Sun | Apr 2, 2023

Earth Today | Local support for superbugs prescription

Published:Thursday | February 9, 2023 | 1:15 AM

LOCAL STAKEHOLDERS have endorsed a wide-ranging set of recommendations to tackle superbugs, following the release of a report that calls attention to environmental drivers of antimicrobial resistance (AMR).

The recommendations entailed in the report out of the United Nations Environment Programme – titled Bracing for Superbugs: Strengthening environmental action in the One Health response to antimicrobial resistance’ – include the creation of robust and coherent national-level governance, planning, regulatory and legal frameworks.

These are in addition to mainstreaming environmental considerations into National Action Plans on AMR, and AMR into environmental-related plans, such as national chemical pollution and waste-management programmes, national biodiversity and climate change planning.

The report also recommended international standards for good microbiological indicators of AMR from environmental samples, “to guide risk-reduction decisions and create effective incentives to follow such guidance”; and to make the investment case for sustainable funding.

“What is needed is for the problem of antimicrobial resistance to really be given the resources required for it to be addressed to the fullest extent, including addressing the applicable aspects of pollution, as well as the other strategies required in human and animal health and other sectors,” said Dr Camille-Ann Thoms-Rodriguez, consultant medical microbiologist and lecturer at The University of the West Indies.

The scale of the problem, she said, should not be underestimated.

“Antimicrobials are used in healthcare, veterinary medicine and other sectors. Its use, or misuse, can lead to the emergence of resistance that can then be spread through a number of means. Curtailing waste generated in certain contexts has applications that go hand in hand with other strategies used in various sectors. In healthcare, we advocate for the judicious use of antimicrobials. They should be taken as prescribed, they should not be shared, they should not be misused,” she said.

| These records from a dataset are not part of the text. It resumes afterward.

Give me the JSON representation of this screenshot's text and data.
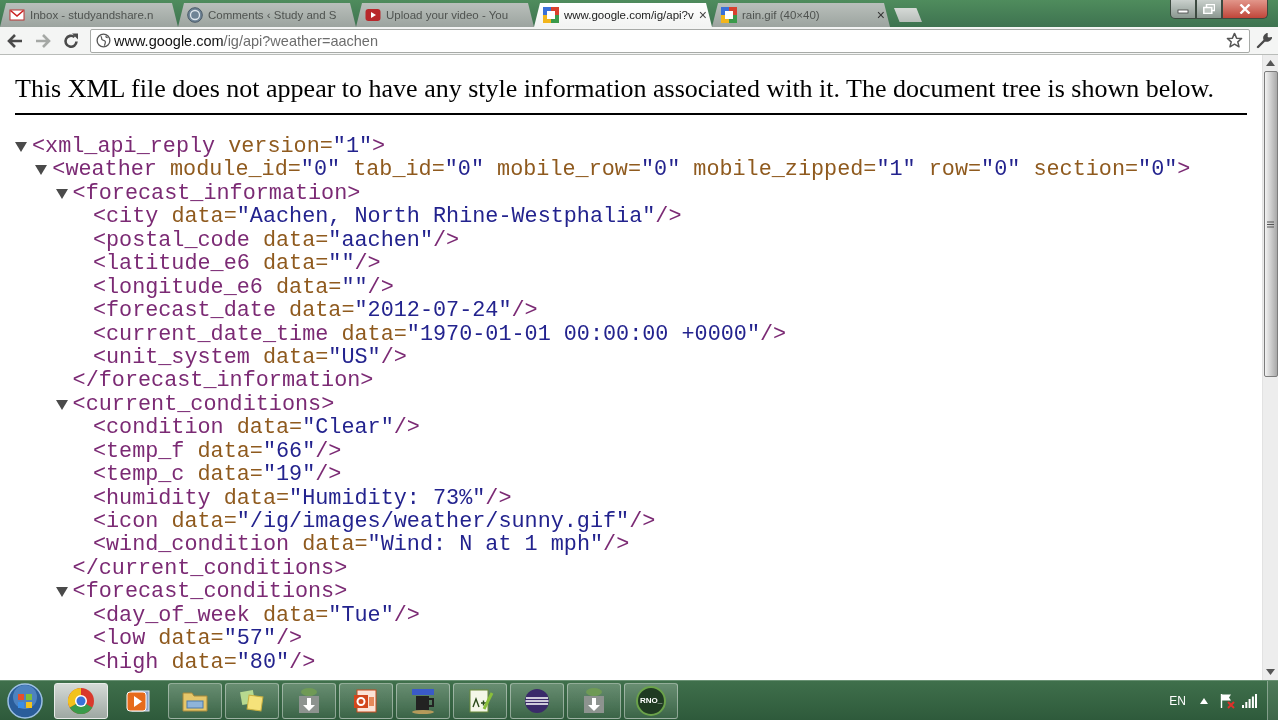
{
  "browser": {
    "tabs": [
      {
        "kind": "envelope",
        "title": "Inbox - studyandshare.n",
        "selected": false
      },
      {
        "kind": "circle",
        "title": "Comments ‹ Study and S",
        "selected": false
      },
      {
        "kind": "video",
        "title": "Upload your video - You",
        "selected": false
      },
      {
        "kind": "squares",
        "title": "www.google.com/ig/api?v",
        "close": "×",
        "selected": true
      },
      {
        "kind": "squares",
        "title": "rain.gif (40×40)",
        "close": "×",
        "selected": false
      }
    ],
    "address_bar": {
      "host": "www.google.com",
      "path": "/ig/api?weather=aachen"
    }
  },
  "page": {
    "notice": "This XML file does not appear to have any style information associated with it. The document tree is shown below.",
    "tree": {
      "tag": "<xml_api_reply",
      "attributes": [
        {
          "name": " version=",
          "value": "\"1\""
        }
      ],
      "end": ">",
      "expanded": true,
      "children": [
        {
          "tag": "<weather",
          "attributes": [
            {
              "name": " module_id=",
              "value": "\"0\""
            },
            {
              "name": " tab_id=",
              "value": "\"0\""
            },
            {
              "name": " mobile_row=",
              "value": "\"0\""
            },
            {
              "name": " mobile_zipped=",
              "value": "\"1\""
            },
            {
              "name": " row=",
              "value": "\"0\""
            },
            {
              "name": " section=",
              "value": "\"0\""
            }
          ],
          "end": ">",
          "expanded": true,
          "children": [
            {
              "tag": "<forecast_information",
              "end": ">",
              "expanded": true,
              "children": [
                {
                  "tag": "<city",
                  "attributes": [
                    {
                      "name": " data=",
                      "value": "\"Aachen, North Rhine-Westphalia\""
                    }
                  ],
                  "end": "/>"
                },
                {
                  "tag": "<postal_code",
                  "attributes": [
                    {
                      "name": " data=",
                      "value": "\"aachen\""
                    }
                  ],
                  "end": "/>"
                },
                {
                  "tag": "<latitude_e6",
                  "attributes": [
                    {
                      "name": " data=",
                      "value": "\"\""
                    }
                  ],
                  "end": "/>"
                },
                {
                  "tag": "<longitude_e6",
                  "attributes": [
                    {
                      "name": " data=",
                      "value": "\"\""
                    }
                  ],
                  "end": "/>"
                },
                {
                  "tag": "<forecast_date",
                  "attributes": [
                    {
                      "name": " data=",
                      "value": "\"2012-07-24\""
                    }
                  ],
                  "end": "/>"
                },
                {
                  "tag": "<current_date_time",
                  "attributes": [
                    {
                      "name": " data=",
                      "value": "\"1970-01-01 00:00:00 +0000\""
                    }
                  ],
                  "end": "/>"
                },
                {
                  "tag": "<unit_system",
                  "attributes": [
                    {
                      "name": " data=",
                      "value": "\"US\""
                    }
                  ],
                  "end": "/>"
                }
              ],
              "close": "</forecast_information>"
            },
            {
              "tag": "<current_conditions",
              "end": ">",
              "expanded": true,
              "children": [
                {
                  "tag": "<condition",
                  "attributes": [
                    {
                      "name": " data=",
                      "value": "\"Clear\""
                    }
                  ],
                  "end": "/>"
                },
                {
                  "tag": "<temp_f",
                  "attributes": [
                    {
                      "name": " data=",
                      "value": "\"66\""
                    }
                  ],
                  "end": "/>"
                },
                {
                  "tag": "<temp_c",
                  "attributes": [
                    {
                      "name": " data=",
                      "value": "\"19\""
                    }
                  ],
                  "end": "/>"
                },
                {
                  "tag": "<humidity",
                  "attributes": [
                    {
                      "name": " data=",
                      "value": "\"Humidity: 73%\""
                    }
                  ],
                  "end": "/>"
                },
                {
                  "tag": "<icon",
                  "attributes": [
                    {
                      "name": " data=",
                      "value": "\"/ig/images/weather/sunny.gif\""
                    }
                  ],
                  "end": "/>"
                },
                {
                  "tag": "<wind_condition",
                  "attributes": [
                    {
                      "name": " data=",
                      "value": "\"Wind: N at 1 mph\""
                    }
                  ],
                  "end": "/>"
                }
              ],
              "close": "</current_conditions>"
            },
            {
              "tag": "<forecast_conditions",
              "end": ">",
              "expanded": true,
              "children": [
                {
                  "tag": "<day_of_week",
                  "attributes": [
                    {
                      "name": " data=",
                      "value": "\"Tue\""
                    }
                  ],
                  "end": "/>"
                },
                {
                  "tag": "<low",
                  "attributes": [
                    {
                      "name": " data=",
                      "value": "\"57\""
                    }
                  ],
                  "end": "/>"
                },
                {
                  "tag": "<high",
                  "attributes": [
                    {
                      "name": " data=",
                      "value": "\"80\""
                    }
                  ],
                  "end": "/>"
                }
              ]
            }
          ]
        }
      ]
    }
  },
  "taskbar": {
    "buttons": [
      {
        "kind": "round-logo",
        "running": true,
        "selected": true
      },
      {
        "kind": "player",
        "running": false,
        "selected": false
      },
      {
        "kind": "folder",
        "running": true,
        "selected": false
      },
      {
        "kind": "notes",
        "running": true,
        "selected": false
      },
      {
        "kind": "download",
        "running": true,
        "selected": false
      },
      {
        "kind": "slides",
        "running": true,
        "selected": false
      },
      {
        "kind": "mug",
        "running": true,
        "selected": false
      },
      {
        "kind": "notepad",
        "running": true,
        "selected": false
      },
      {
        "kind": "sphere",
        "running": true,
        "selected": false
      },
      {
        "kind": "download",
        "running": true,
        "selected": false
      },
      {
        "kind": "badge",
        "label": "RNO_",
        "running": true,
        "selected": false
      }
    ],
    "language": "EN"
  }
}
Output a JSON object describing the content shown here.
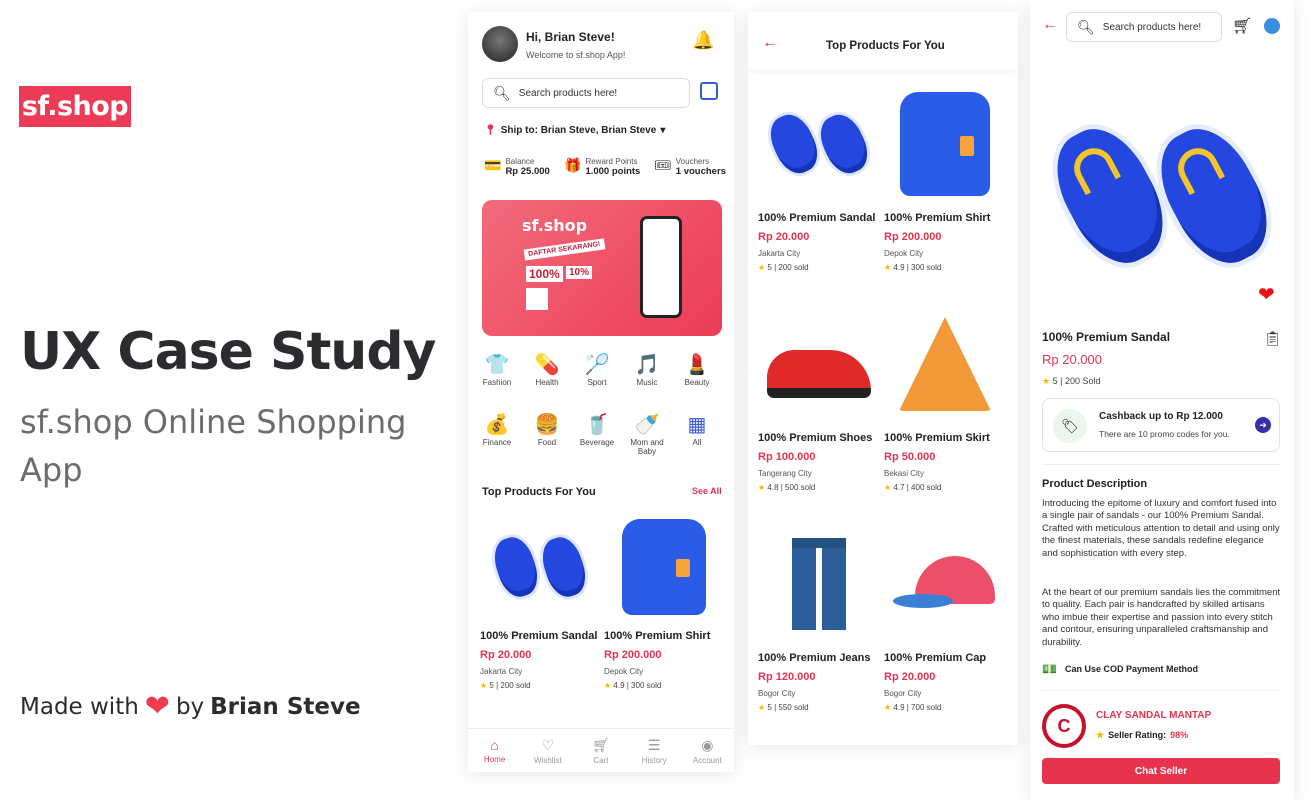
{
  "intro": {
    "logo": "sf.shop",
    "title": "UX Case Study",
    "subtitle": "sf.shop Online Shopping App",
    "made_prefix": "Made with",
    "made_by": "by",
    "author": "Brian Steve"
  },
  "home": {
    "greeting": "Hi, Brian Steve!",
    "welcome": "Welcome to sf.shop App!",
    "search_placeholder": "Search products here!",
    "ship_to": "Ship to: Brian Steve, Brian Steve",
    "balance_label": "Balance",
    "balance_value": "Rp 25.000",
    "points_label": "Reward Points",
    "points_value": "1.000 points",
    "vouchers_label": "Vouchers",
    "vouchers_value": "1 vouchers",
    "banner_logo": "sf.shop",
    "banner_badge": "DAFTAR SEKARANG!",
    "banner_pct1": "100%",
    "banner_pct2": "10%",
    "categories_row1": [
      "Fashion",
      "Health",
      "Sport",
      "Music",
      "Beauty"
    ],
    "categories_row2": [
      "Finance",
      "Food",
      "Beverage",
      "Mom and Baby",
      "All"
    ],
    "section_title": "Top Products For You",
    "see_all": "See All",
    "products": [
      {
        "name": "100% Premium Sandal",
        "price": "Rp 20.000",
        "city": "Jakarta City",
        "rating": "5 | 200 sold"
      },
      {
        "name": "100% Premium Shirt",
        "price": "Rp 200.000",
        "city": "Depok City",
        "rating": "4.9 | 300 sold"
      }
    ],
    "nav": [
      "Home",
      "Wishlist",
      "Cart",
      "History",
      "Account"
    ]
  },
  "top": {
    "title": "Top Products For You",
    "products": [
      {
        "name": "100% Premium Sandal",
        "price": "Rp 20.000",
        "city": "Jakarta City",
        "rating": "5 | 200 sold"
      },
      {
        "name": "100% Premium Shirt",
        "price": "Rp 200.000",
        "city": "Depok City",
        "rating": "4.9 | 300 sold"
      },
      {
        "name": "100% Premium Shoes",
        "price": "Rp 100.000",
        "city": "Tangerang City",
        "rating": "4.8 | 500 sold"
      },
      {
        "name": "100% Premium Skirt",
        "price": "Rp 50.000",
        "city": "Bekasi City",
        "rating": "4.7 | 400 sold"
      },
      {
        "name": "100% Premium Jeans",
        "price": "Rp 120.000",
        "city": "Bogor City",
        "rating": "5 | 550 sold"
      },
      {
        "name": "100% Premium Cap",
        "price": "Rp 20.000",
        "city": "Bogor City",
        "rating": "4.9 | 700 sold"
      }
    ]
  },
  "detail": {
    "search_placeholder": "Search products here!",
    "name": "100% Premium Sandal",
    "price": "Rp 20.000",
    "rating": "5 | 200 Sold",
    "cashback_title": "Cashback up to Rp 12.000",
    "cashback_sub": "There are 10 promo codes for you.",
    "desc_title": "Product Description",
    "desc_p1": "Introducing the epitome of luxury and comfort fused into a single pair of sandals - our 100% Premium Sandal. Crafted with meticulous attention to detail and using only the finest materials, these sandals redefine elegance and sophistication with every step.",
    "desc_p2": "At the heart of our premium sandals lies the commitment to quality. Each pair is handcrafted by skilled artisans who imbue their expertise and passion into every stitch and contour, ensuring unparalleled craftsmanship and durability.",
    "cod": "Can Use COD Payment Method",
    "seller_name": "CLAY SANDAL MANTAP",
    "seller_rating_label": "Seller Rating:",
    "seller_rating_value": "98%",
    "chat": "Chat Seller"
  }
}
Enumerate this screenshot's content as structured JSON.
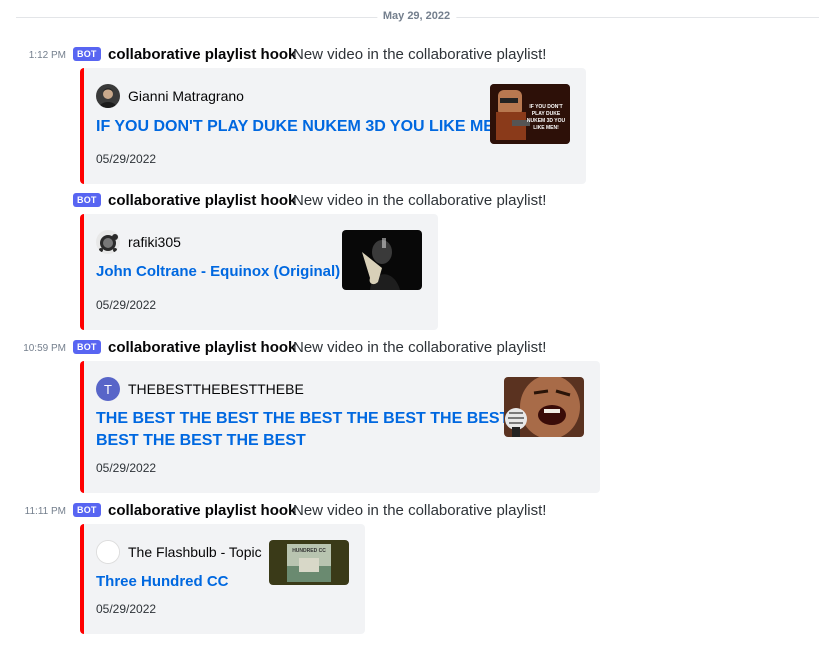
{
  "date_divider": "May 29, 2022",
  "bot_tag": "BOT",
  "messages": [
    {
      "timestamp": "1:12 PM",
      "author": "collaborative playlist hook",
      "content": "New video in the collaborative playlist!",
      "embed": {
        "author_name": "Gianni Matragrano",
        "title": "IF YOU DON'T PLAY DUKE NUKEM 3D YOU LIKE MEN!",
        "date": "05/29/2022",
        "thumb_text": "IF YOU DON'T PLAY DUKE NUKEM 3D YOU LIKE MEN!"
      }
    },
    {
      "timestamp": "",
      "author": "collaborative playlist hook",
      "content": "New video in the collaborative playlist!",
      "embed": {
        "author_name": "rafiki305",
        "title": "John Coltrane - Equinox (Original)",
        "date": "05/29/2022"
      }
    },
    {
      "timestamp": "10:59 PM",
      "author": "collaborative playlist hook",
      "content": "New video in the collaborative playlist!",
      "embed": {
        "author_initial": "T",
        "author_name": "THEBESTTHEBESTTHEBE",
        "title_line1": "THE BEST THE BEST THE BEST THE BEST THE BEST THE",
        "title_line2": "BEST THE BEST THE BEST",
        "date": "05/29/2022"
      }
    },
    {
      "timestamp": "11:11 PM",
      "author": "collaborative playlist hook",
      "content": "New video in the collaborative playlist!",
      "embed": {
        "author_name": "The Flashbulb - Topic",
        "title": "Three Hundred CC",
        "date": "05/29/2022",
        "thumb_text": "HUNDRED CC"
      }
    }
  ],
  "colors": {
    "embed_border": "#ff0000",
    "link": "#0068e0",
    "bot_tag": "#5865f2",
    "embed_bg": "#f2f3f5"
  }
}
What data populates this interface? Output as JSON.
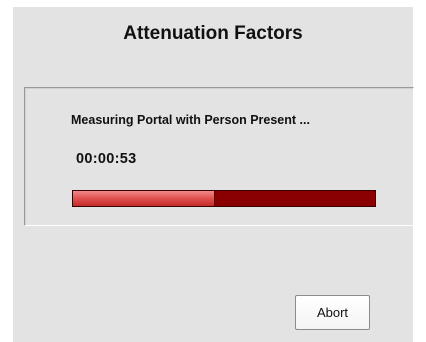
{
  "dialog": {
    "title": "Attenuation Factors"
  },
  "measurement": {
    "status_text": "Measuring Portal with Person Present ...",
    "elapsed_time": "00:00:53",
    "progress_fraction": 0.47,
    "colors": {
      "progress_fill": "#e25555",
      "progress_track": "#8a0000"
    }
  },
  "buttons": {
    "abort_label": "Abort"
  }
}
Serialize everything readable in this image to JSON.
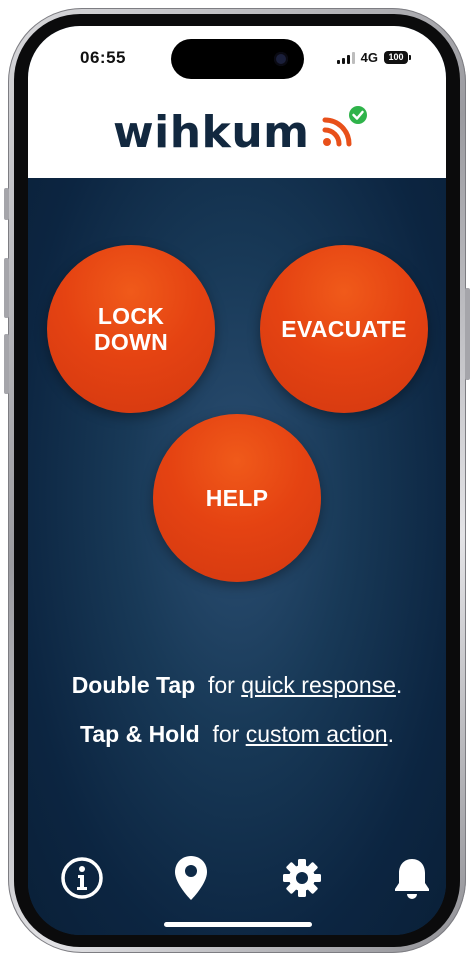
{
  "status_bar": {
    "time": "06:55",
    "network": "4G",
    "battery": "100"
  },
  "header": {
    "logo_text": "wihkum",
    "brand_color": "#12283f",
    "accent_color": "#e8501a",
    "check_color": "#2fb34a"
  },
  "actions": {
    "lockdown_label": "LOCK\nDOWN",
    "evacuate_label": "EVACUATE",
    "help_label": "HELP",
    "button_color": "#e54312"
  },
  "instructions": {
    "line1_bold": "Double Tap",
    "line1_for": "for",
    "line1_link": "quick response",
    "line1_end": ".",
    "line2_bold": "Tap & Hold",
    "line2_for": "for",
    "line2_link": "custom action",
    "line2_end": "."
  },
  "tabbar": {
    "items": [
      {
        "icon": "info-icon"
      },
      {
        "icon": "location-pin-icon"
      },
      {
        "icon": "gear-icon"
      },
      {
        "icon": "bell-icon"
      }
    ]
  },
  "theme": {
    "background": "#0e2a47"
  }
}
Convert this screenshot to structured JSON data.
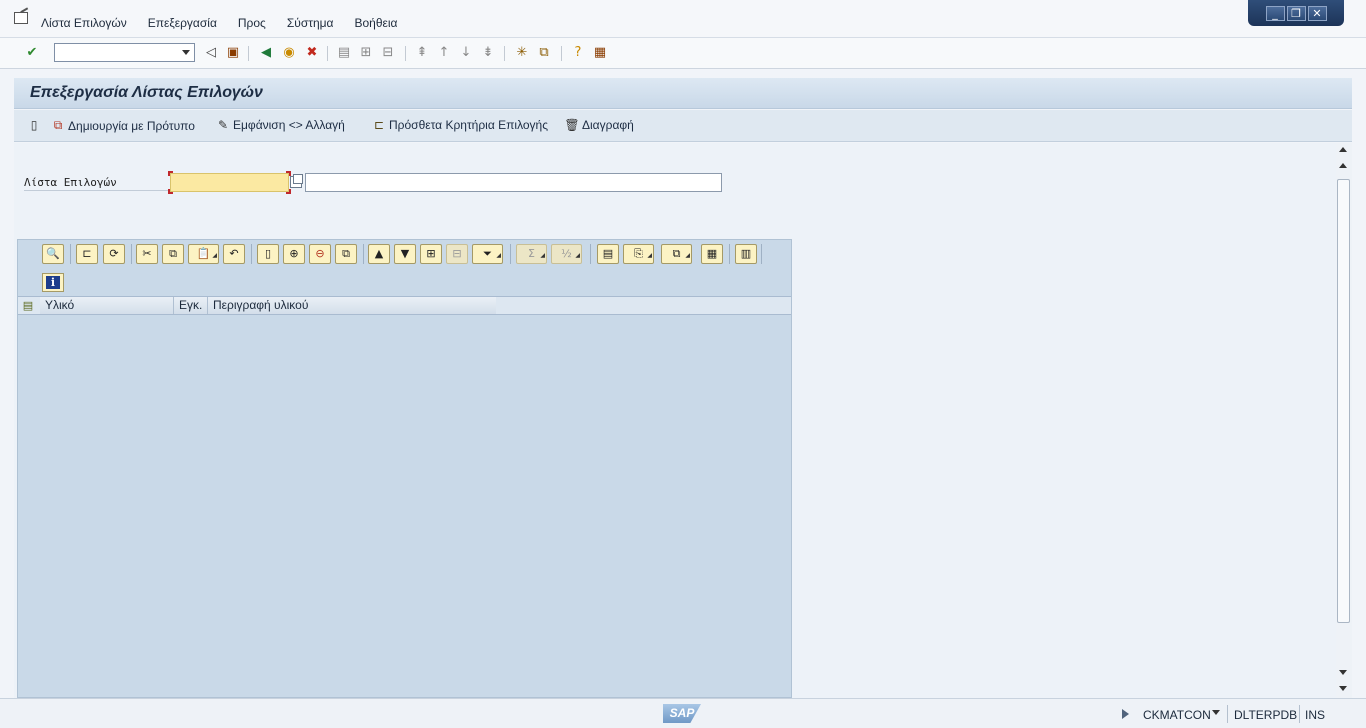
{
  "menu": {
    "items": [
      "Λίστα Επιλογών",
      "Επεξεργασία",
      "Προς",
      "Σύστημα",
      "Βοήθεια"
    ]
  },
  "window_controls": {
    "minimize": "_",
    "restore": "❐",
    "close": "✕"
  },
  "toolbar": {
    "command_value": ""
  },
  "title": {
    "text": "Επεξεργασία Λίστας Επιλογών"
  },
  "app_toolbar": {
    "create_with_template": "Δημιουργία με Πρότυπο",
    "display_change": "Εμφάνιση <> Αλλαγή",
    "additional_criteria": "Πρόσθετα Κρητήρια Επιλογής",
    "delete": "Διαγραφή"
  },
  "form": {
    "selection_list_label": "Λίστα Επιλογών",
    "selection_list_value": "",
    "description_value": ""
  },
  "grid": {
    "info_glyph": "i",
    "columns": [
      "Υλικό",
      "Εγκ.",
      "Περιγραφή υλικού"
    ],
    "rows": []
  },
  "status": {
    "logo": "SAP",
    "transaction": "CKMATCON",
    "server": "DLTERPDB",
    "mode": "INS"
  },
  "colors": {
    "accent_title": "#1d2d44",
    "input_required": "#fbe9a2",
    "grid_background": "#c9d9e8",
    "toolbar_button": "#fcf3c4"
  }
}
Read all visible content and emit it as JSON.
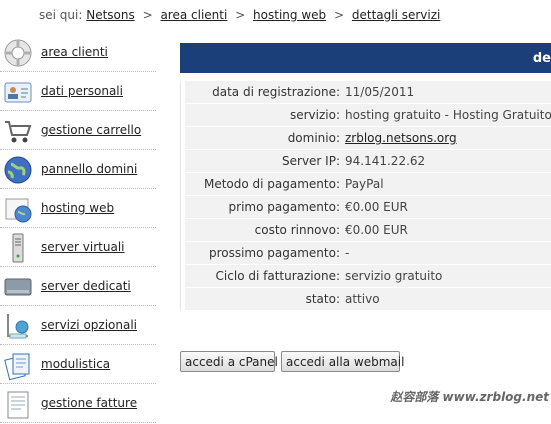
{
  "breadcrumb": {
    "prefix": "sei qui:",
    "items": [
      "Netsons",
      "area clienti",
      "hosting web",
      "dettagli servizi"
    ],
    "separator": ">"
  },
  "sidebar": {
    "items": [
      {
        "label": "area clienti",
        "icon": "lifebuoy-icon"
      },
      {
        "label": "dati personali",
        "icon": "id-card-icon"
      },
      {
        "label": "gestione carrello",
        "icon": "shopping-cart-icon"
      },
      {
        "label": "pannello domini",
        "icon": "globe-icon"
      },
      {
        "label": "hosting web",
        "icon": "hosting-folder-icon"
      },
      {
        "label": "server virtuali",
        "icon": "server-tower-icon"
      },
      {
        "label": "server dedicati",
        "icon": "hard-drive-icon"
      },
      {
        "label": "servizi opzionali",
        "icon": "optional-services-icon"
      },
      {
        "label": "modulistica",
        "icon": "documents-icon"
      },
      {
        "label": "gestione fatture",
        "icon": "invoice-icon"
      }
    ]
  },
  "header": {
    "title": "de"
  },
  "details": {
    "rows": [
      {
        "key": "data di registrazione:",
        "value": "11/05/2011"
      },
      {
        "key": "servizio:",
        "value": "hosting gratuito - Hosting Gratuito Pro"
      },
      {
        "key": "dominio:",
        "value": "zrblog.netsons.org",
        "link": true
      },
      {
        "key": "Server IP:",
        "value": "94.141.22.62"
      },
      {
        "key": "Metodo di pagamento:",
        "value": "PayPal"
      },
      {
        "key": "primo pagamento:",
        "value": "€0.00 EUR"
      },
      {
        "key": "costo rinnovo:",
        "value": "€0.00 EUR"
      },
      {
        "key": "prossimo pagamento:",
        "value": "-"
      },
      {
        "key": "Ciclo di fatturazione:",
        "value": "servizio gratuito"
      },
      {
        "key": "stato:",
        "value": "attivo"
      }
    ]
  },
  "buttons": {
    "cpanel": "accedi a cPanel",
    "webmail": "accedi alla webmail"
  },
  "watermark": "赵容部落 www.zrblog.net",
  "colors": {
    "header": "#1b3f78",
    "row_bg": "#f2f2f2"
  }
}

“The CDC (Centers for Disease Control) has put forward different threat levels for superbugs. Examples of those superbugs considered urgent include certain bacteria in the same family E. coli that are resistant to high-powered antibiotics like carbapenems. We here in Jamaica have seen some of these superbugs, including those considered urgent by the CDC. We are also still at risk to being exposed to superbugs in other settings because we live in a global village, and so resistance in one place could mean resistance everywhere,” Thoms-Rodriguez explained.


For the chief executive officer of the Jamaica Environment Trust, Dr Theresa Rodriguez, a key takeaway from the report is the need for prevention.

“Key to that is environmental monitoring and enforcement. This will avoid the need to always react or respond to a problem. The focus shifts to preventing the problem in the first place. In order to do this, environmental monitoring and enforcement needs to be strengthened, and the fines and penalties need to be harsher,” she said.

Eleanor Jones, who heads Environmental Solutions Limited, is of a similar view.

“We are overwhelmed with so many issues we have to deal with, but we have to focus on the health of our population, the factors that contribute to health, and the link between the care of the environment and our health. So pollution reduction; caring for our biodiversity, which provides us with natural services; and how we manage our food, our water, our land are all important,” she said.